Idealism refers to the people who claim to be idealists in the popular sense are often convinced that the world is beautiful, everybody is good and you can adopt high ideas and adhere to them. It is also a theory that asserts that reality is ideas, though, mind or selves rather than material forces. There may be a single or absolute Mind or a plurality of minds. It also stresses
Her means of survival becomes how she responds to the violence and abuse she encounters on a daily basis. Maggie's choices are made as the result of something that happens to her. She never makes a decision without being forced to make it either by some act of violence or other negative experience. While she attempts to turn her life around with Pete, we see that she can only get
John Rawls / Mencius John Rawls's A Theory of Justice is concerned with distributive rather than retributive justice: there is precious little discussion of crime and punishment in Rawls's magnum opus, but plenty of discussion about equality and fairness. Rawls seems to be embarked on a Kantian ethical project of establishing universal principles, but his chief concern is to establish his principles without requiring, as Kant does, an appeal to God
Grape Depression John Steinbeck's Naturalism and Direct Historical Representation: The Great Depression and the Grapes of Wrath Literature cannot help but be reflective of the period in which it is written. Even novels that are set somewhere outside the time and place that author occupies will necessarily include some degree of commentary on the issues, beliefs, and values of the author's own world.
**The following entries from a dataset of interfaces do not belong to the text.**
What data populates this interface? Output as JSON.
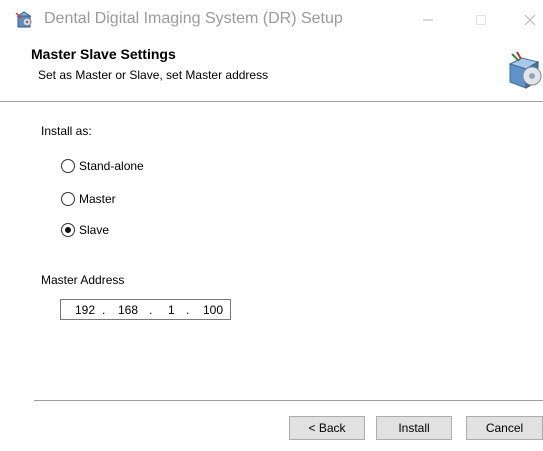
{
  "window": {
    "title": "Dental Digital Imaging System (DR) Setup",
    "icon": "installer-app-icon",
    "controls": {
      "minimize_icon": "minimize-icon",
      "maximize_icon": "maximize-icon",
      "close_icon": "close-icon"
    }
  },
  "header": {
    "title": "Master Slave Settings",
    "subtitle": "Set as Master or Slave, set Master address",
    "icon": "installer-box-icon"
  },
  "install_as": {
    "label": "Install as:",
    "options": [
      {
        "label": "Stand-alone",
        "checked": false
      },
      {
        "label": "Master",
        "checked": false
      },
      {
        "label": "Slave",
        "checked": true
      }
    ],
    "selected": "Slave"
  },
  "master_address": {
    "label": "Master Address",
    "octets": [
      "192",
      "168",
      "1",
      "100"
    ],
    "separator": "."
  },
  "buttons": {
    "back": "< Back",
    "install": "Install",
    "cancel": "Cancel"
  },
  "colors": {
    "title_text": "#9a9a9a",
    "button_face": "#e1e1e1",
    "button_border": "#adadad",
    "divider": "#a0a0a0"
  }
}
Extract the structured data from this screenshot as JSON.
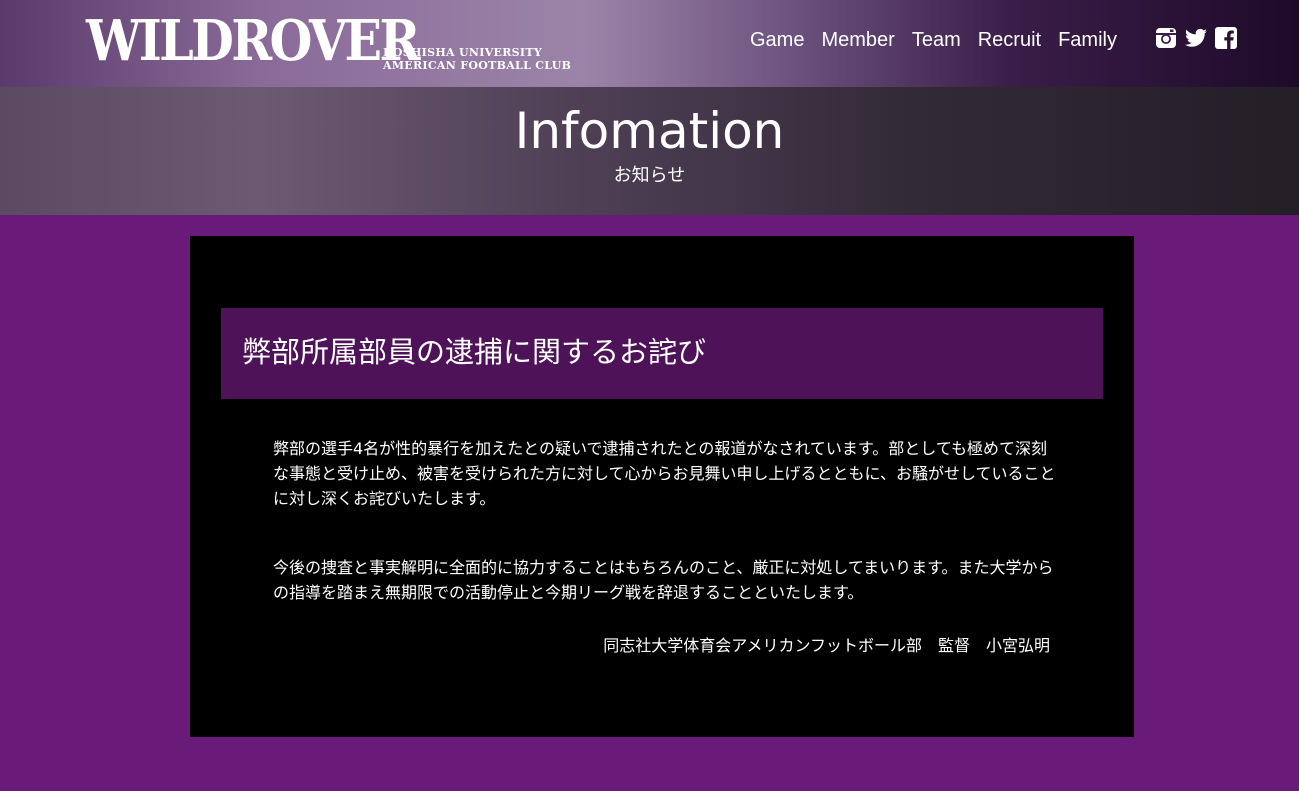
{
  "header": {
    "logo_main": "WILDROVER",
    "logo_sub_line1": "DOSHISHA UNIVERSITY",
    "logo_sub_line2": "AMERICAN FOOTBALL CLUB",
    "nav": [
      "Game",
      "Member",
      "Team",
      "Recruit",
      "Family"
    ],
    "social_icons": [
      "instagram-icon",
      "twitter-icon",
      "facebook-icon"
    ]
  },
  "banner": {
    "title": "Infomation",
    "subtitle": "お知らせ"
  },
  "notice": {
    "title": "弊部所属部員の逮捕に関するお詫び",
    "paragraph1": "弊部の選手4名が性的暴行を加えたとの疑いで逮捕されたとの報道がなされています。部としても極めて深刻な事態と受け止め、被害を受けられた方に対して心からお見舞い申し上げるとともに、お騒がせしていることに対し深くお詫びいたします。",
    "paragraph2": "今後の捜査と事実解明に全面的に協力することはもちろんのこと、厳正に対処してまいります。また大学からの指導を踏まえ無期限での活動停止と今期リーグ戦を辞退することといたします。",
    "signature": "同志社大学体育会アメリカンフットボール部　監督　小宮弘明"
  },
  "colors": {
    "page_background": "#6a1b7a",
    "panel_background": "#000000",
    "notice_header_background": "#4d1257",
    "text": "#ffffff"
  }
}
This is, in part, what makes an understanding of
Since neither of those explanations is likely (let alone knowable), philosophical naturalists would have to doubt that the universe exists at all; yet, very clearly, it does. The most likely explanation for the existence of the universe is simply that some force or consciousness (i.e. God) caused whatever the so-called "first cause" of existence was. The second major philosophical assumption of philosophical naturalism presupposes that all philosophical postulates must, necessarily,